HF 8192

Cauda Equina Syndrome (CES)

Cauda equina is the collection of nerves at the end of the spinal cord. This is a normal part of the human body.

Cauda Equina Syndrome

Cauda equina syndrome (CES) is a medical emergency. It is caused by compression or “squeezing” of the cauda equina in your low back and sacrum.



CES can be caused by:

  • Ruptured or herniated disc in the lumbar spine (low-back). This is the most common reason.

  • Spinal stenosis or when the spinal canal which surrounds the nerves narrows.

  • Spinal swelling or infection.

  • Tumor or lesion on the spine.

  • Traumatic injury to the spine. This kind of trauma could be caused by a car-crash, stab-wound, or gunshot.

  • Spinal birth defects.


A patient with cauda equina syndrome may have a sudden onset of one or all of the symptoms below.
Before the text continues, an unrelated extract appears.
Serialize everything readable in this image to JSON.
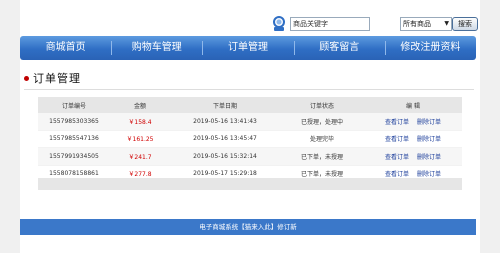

  • Constipation: not able to have bowel movement

  • Urinary retention: not able to empty bladder

  • Fecal or urinary incontinence: not able to control the bladder or bowel

  • Weakness in the lower body parts

  • Numbness, tingling, pain or even loss of feeling in the legs or low-back

  • Saddle-anesthesia: loosing feeling in the areas of your body which you would use to sit in a saddle


Even after treatment, patients may face life-long symptoms.

Patients may not regain complete bladder function. They may need help emptying the bladder with methods such as intermittent self-catheterization.

Patients may also need help emptying their bowel. Methods may include laxatives or bulking agents, and/or manual evacuation.

Patients may also have changes in sexual function.

The type of treatment depends on the cause of CES. Patients should seek treatment within 48 hours of new symptoms to reduce permanent damage.

Treatments may include:

  • Corticosteroids

  • Antibiotics

  • Spinal decompression surgery

    • Discectomy: taking out part of the vertebral disc

    • Decompressive laminectomy: enlarging the spinal canal to relieve pressure on spinal cord or nerves

  • Tumor resection or removal

  • Radiation and/or chemotherapy


Patients may need to seek help from:

  • Continence physiotherapy will teach you how to manage your bladder and bowel.

  • Occupational therapy will teach you how to complete daily activities(dressing, bathing, eating).

  • Physical therapy will help build strength, balance, and overall body movement.

  • Support groups

If you are a patient receiving care at UnityPoint – Meriter, Swedish American or a health system outside of UW Health, please use the phone numbers provided in your discharge instructions for any questions or concerns.